Initially, Rogers referred to his approach as non-directive therapy because the therapist follows the client's lead. The therapist does not direct the course of therapy, nor does the therapist use interpretative methods or reinforcement schedules to derive solutions for the patient. Instead, the therapist helps the client to uncover their own solutions. This approach was a challenge to the then-dominant therapist-directed approaches of psychoanalysis and behaviorism.
In his 1951 book, "Client-Centered Therapy," Rogers replaced the term non-directive with client-centered, refining his ideas. Non-directive therapy referred to what the therapist aspired not to do, which was to challenge the client's agency over their own feelings and perceptions. In contrast, client-centered referred to what the therapist aimed to do, which was to support the client's agency and go with their direction in understanding what hurts and what is needed.
Rogers later applied his ideas derived from client-centered therapy in other contexts, such as education, conflict resolution, and encounter groups. The term person-centered came into wider use to describe the broader applicability of his approach beyond traditional psychotherapy, as the term client was not fitting for many of these other contexts.
In summary, person-centered therapy is a client-focused approach that emphasizes the client's subjective experience and the therapist's role as a facilitator. It promotes self-discovery, self-acceptance, and positive growth through empathy, unconditional positive regard, and genuineness. The evolution of the approach from non-directive to client-centered to person-centered reflects the refinement and wider applicability of Rogers' ideas.

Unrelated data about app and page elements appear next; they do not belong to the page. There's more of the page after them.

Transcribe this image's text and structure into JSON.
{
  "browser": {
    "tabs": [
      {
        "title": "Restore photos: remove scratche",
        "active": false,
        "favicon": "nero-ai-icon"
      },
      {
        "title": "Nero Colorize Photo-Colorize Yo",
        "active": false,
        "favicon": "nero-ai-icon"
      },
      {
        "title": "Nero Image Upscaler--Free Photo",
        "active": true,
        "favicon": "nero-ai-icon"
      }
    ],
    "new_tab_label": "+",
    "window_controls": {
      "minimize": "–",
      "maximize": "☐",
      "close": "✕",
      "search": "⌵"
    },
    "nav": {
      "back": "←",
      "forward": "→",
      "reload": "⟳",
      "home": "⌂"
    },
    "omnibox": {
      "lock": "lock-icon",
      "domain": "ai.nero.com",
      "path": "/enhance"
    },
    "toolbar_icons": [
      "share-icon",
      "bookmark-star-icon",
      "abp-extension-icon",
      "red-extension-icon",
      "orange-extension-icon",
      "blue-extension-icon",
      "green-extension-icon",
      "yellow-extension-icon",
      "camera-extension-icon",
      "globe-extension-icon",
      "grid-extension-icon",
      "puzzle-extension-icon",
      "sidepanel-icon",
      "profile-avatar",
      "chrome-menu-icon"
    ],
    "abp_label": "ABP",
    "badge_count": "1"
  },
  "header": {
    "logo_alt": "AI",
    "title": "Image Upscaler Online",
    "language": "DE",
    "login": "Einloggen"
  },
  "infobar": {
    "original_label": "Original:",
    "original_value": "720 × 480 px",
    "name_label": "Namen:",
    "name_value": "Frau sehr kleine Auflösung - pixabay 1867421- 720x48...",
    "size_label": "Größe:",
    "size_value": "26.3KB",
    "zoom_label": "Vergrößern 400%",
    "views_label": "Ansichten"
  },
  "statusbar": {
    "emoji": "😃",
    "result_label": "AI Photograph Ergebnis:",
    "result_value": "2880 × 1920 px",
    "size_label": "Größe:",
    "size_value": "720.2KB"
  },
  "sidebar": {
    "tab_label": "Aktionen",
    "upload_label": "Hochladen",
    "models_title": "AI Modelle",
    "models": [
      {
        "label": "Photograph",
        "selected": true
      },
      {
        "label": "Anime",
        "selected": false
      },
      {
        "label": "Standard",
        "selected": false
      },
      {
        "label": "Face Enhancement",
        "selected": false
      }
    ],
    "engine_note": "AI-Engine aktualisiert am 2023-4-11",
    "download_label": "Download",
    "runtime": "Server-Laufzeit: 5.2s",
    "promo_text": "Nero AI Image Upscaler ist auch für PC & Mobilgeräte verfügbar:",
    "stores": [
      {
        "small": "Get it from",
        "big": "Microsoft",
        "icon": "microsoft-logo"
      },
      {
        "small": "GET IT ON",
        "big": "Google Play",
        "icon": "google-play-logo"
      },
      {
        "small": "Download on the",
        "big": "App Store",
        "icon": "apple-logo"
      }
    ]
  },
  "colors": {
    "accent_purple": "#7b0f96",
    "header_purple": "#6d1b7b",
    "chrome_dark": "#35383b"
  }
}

Rogers, C. R. (1951). Client-centered therapy: Its current practice, implications, and theory. Houghton Mifflin.